11: Liquids, Solids, and Intermolecular Forces

  • Page ID
    46969
    • 11.1: Water in Zero Gravity
      If you go far enough out in space, for instance, onto the International Space Station, gravity becomes negligible, and the laws of physics act differently than here on Earth. Just how might water act in a place of zero gravity?
    • 11.2: Solids, Liquids, and Gases- A Molecular Comparison
      The state of a substance depends on the balance between the kinetic energy of the individual particles (molecules or atoms) and the intermolecular forces. The kinetic energy keeps the molecules apart and moving around, and is a function of the temperature of the substance and the intermolecular forces try to draw the particles together.
    • 11.3: Intermolecular Forces- The Forces that Hold Condensed Phases Together
      Molecules in liquids are held to other molecules by intermolecular interactions, which are weaker than the intramolecular interactions that hold molecules and polyatomic ions together. The three major types of intermolecular interactions are dipole–dipole interactions, London dispersion forces (these two are often referred to collectively as van der Waals forces), and hydrogen bonds.
    • 11.4: Intermolecular Forces in Action- Surface Tension, Viscosity, and Capillary Action
      Surface tension, capillary action, and viscosity are unique properties of liquids that depend on the nature of intermolecular interactions. Surface tension is the energy required to increase the surface area of a liquid. Surfactants are molecules that reduce the surface tension of polar liquids like water. Capillary action is the phenomenon in which liquids rise up into a narrow tube called a capillary. The viscosity of a liquid is its resistance to flow.
    • 11.5: Vaporization and Vapor Pressure
      Because the molecules of a liquid are in constant motion and possess a wide range of kinetic energies, at any moment some fraction of them has enough energy to escape from the surface of the liquid to enter the gas or vapor phase. This process, called vaporization or evaporation, generates a vapor pressure above the liquid. Molecules in the gas phase can collide with the liquid surface and reenter the liquid via condensation. Eventually, a steady state or dynamic equilibrium is reached.
    • 11.6: Sublimation and Fusion
      The heat energy which a solid absorbs when it melts is called the enthalpy of fusion or heat of fusion and is usually quoted on a molar basis. (The word fusion means the same thing as “melting.”)
    • 11.7: Heating Curve for Water

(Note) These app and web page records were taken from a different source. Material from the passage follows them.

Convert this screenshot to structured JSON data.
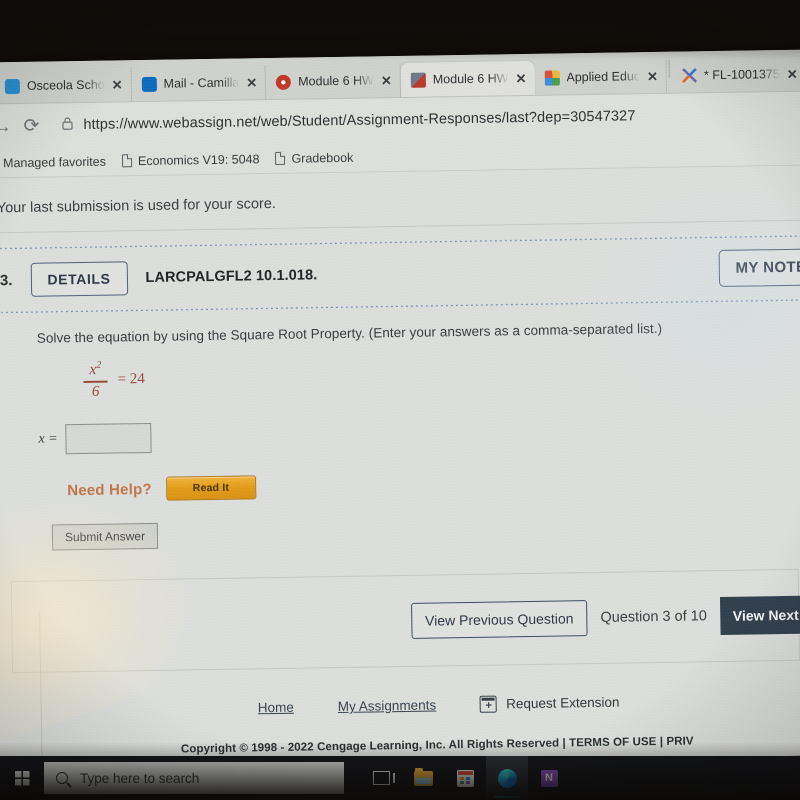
{
  "browser": {
    "tabs": [
      {
        "title": "Osceola Scho",
        "favicon_color": "#2a8fd0",
        "favicon": "school-icon",
        "active": false
      },
      {
        "title": "Mail - Camilla",
        "favicon_color": "#0f6cbd",
        "favicon": "outlook-icon",
        "active": false
      },
      {
        "title": "Module 6 HW",
        "favicon_color": "#c0392b",
        "favicon": "canvas-icon",
        "active": false
      },
      {
        "title": "Module 6 HW",
        "favicon_color": "#b93a2e",
        "favicon": "webassign-icon",
        "active": true
      },
      {
        "title": "Applied Educ",
        "favicon_color": "#e8b93a",
        "favicon": "applied-education-icon",
        "active": false
      },
      {
        "title": "* FL-1001375",
        "favicon_color": "#e06a2b",
        "favicon": "x-logo-icon",
        "active": false
      }
    ],
    "close_glyph": "✕",
    "url": "https://www.webassign.net/web/Student/Assignment-Responses/last?dep=30547327",
    "bookmarks": [
      {
        "label": "Managed favorites",
        "icon": "folder-icon"
      },
      {
        "label": "Economics V19: 5048",
        "icon": "page-icon"
      },
      {
        "label": "Gradebook",
        "icon": "page-icon"
      }
    ],
    "forward_glyph": "→",
    "reload_glyph": "⟳",
    "lock_glyph": "🔒"
  },
  "page": {
    "notice": "Your last submission is used for your score.",
    "question": {
      "number": "3.",
      "details_label": "DETAILS",
      "code": "LARCPALGFL2 10.1.018.",
      "my_notes_label": "MY NOTES",
      "prompt": "Solve the equation by using the Square Root Property. (Enter your answers as a comma-separated list.)",
      "equation": {
        "numerator": "x",
        "numerator_exponent": "2",
        "denominator": "6",
        "rest": "= 24"
      },
      "answer_label": "x =",
      "answer_value": "",
      "answer_placeholder": "",
      "need_help_label": "Need Help?",
      "read_it_label": "Read It",
      "submit_label": "Submit Answer"
    },
    "navigation": {
      "previous_label": "View Previous Question",
      "counter": "Question 3 of 10",
      "next_label": "View Next Question"
    },
    "footer_links": [
      {
        "label": "Home"
      },
      {
        "label": "My Assignments"
      },
      {
        "label": "Request Extension",
        "icon": "calendar-plus-icon"
      }
    ],
    "copyright": "Copyright © 1998 - 2022 Cengage Learning, Inc. All Rights Reserved  |  TERMS OF USE  |  PRIV"
  },
  "taskbar": {
    "start_label": "start-button",
    "search_placeholder": "Type here to search",
    "icons": [
      {
        "name": "task-view-icon",
        "active": false
      },
      {
        "name": "file-explorer-icon",
        "active": false
      },
      {
        "name": "microsoft-store-icon",
        "active": false
      },
      {
        "name": "microsoft-edge-icon",
        "active": true
      },
      {
        "name": "onenote-icon",
        "active": false
      }
    ]
  },
  "colors": {
    "accent_dark": "#33414f",
    "need_help": "#c0764a",
    "read_it": "#e09a18",
    "equation": "#9b4a3d",
    "page_bg": "#dcdedb"
  }
}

      Freezing, condensation, and deposition, which are the reverse of fusion, sublimation, and vaporization—are exothermic. Thus heat pumps that use refrigerants are essentially air-conditioners running in reverse. Heat from the environment is used to vaporize the refrigerant, which is then condensed to a liquid in coils within a house to provide heat. The energy changes that occur during phase changes can be quantified by using a heating or cooling curve.
    • 11.8: Phase Diagrams
      The states of matter exhibited by a substance under different temperatures and pressures can be summarized graphically in a phase diagram, which is a plot of pressure versus temperature. Phase diagrams contain discrete regions corresponding to the solid, liquid, and gas phases. The solid and liquid regions are separated by the melting curve of the substance, and the liquid and gas regions are separated by its vapor pressure curve, which ends at the critical point.
    • 11.9: Water - An Extraordinary Substance
      Water is an unusual compound with unique physical properties. As a result, its the compound of life. Yet, its the most abundant compound in the biosphere of Earth. These properties are related to its electronic structure, bonding, and chemistry. However, due to its affinity for a variety of substances, ordinary water contains other substances. Few of us has used, seen or tested pure water, based on which we discuss its chemistry.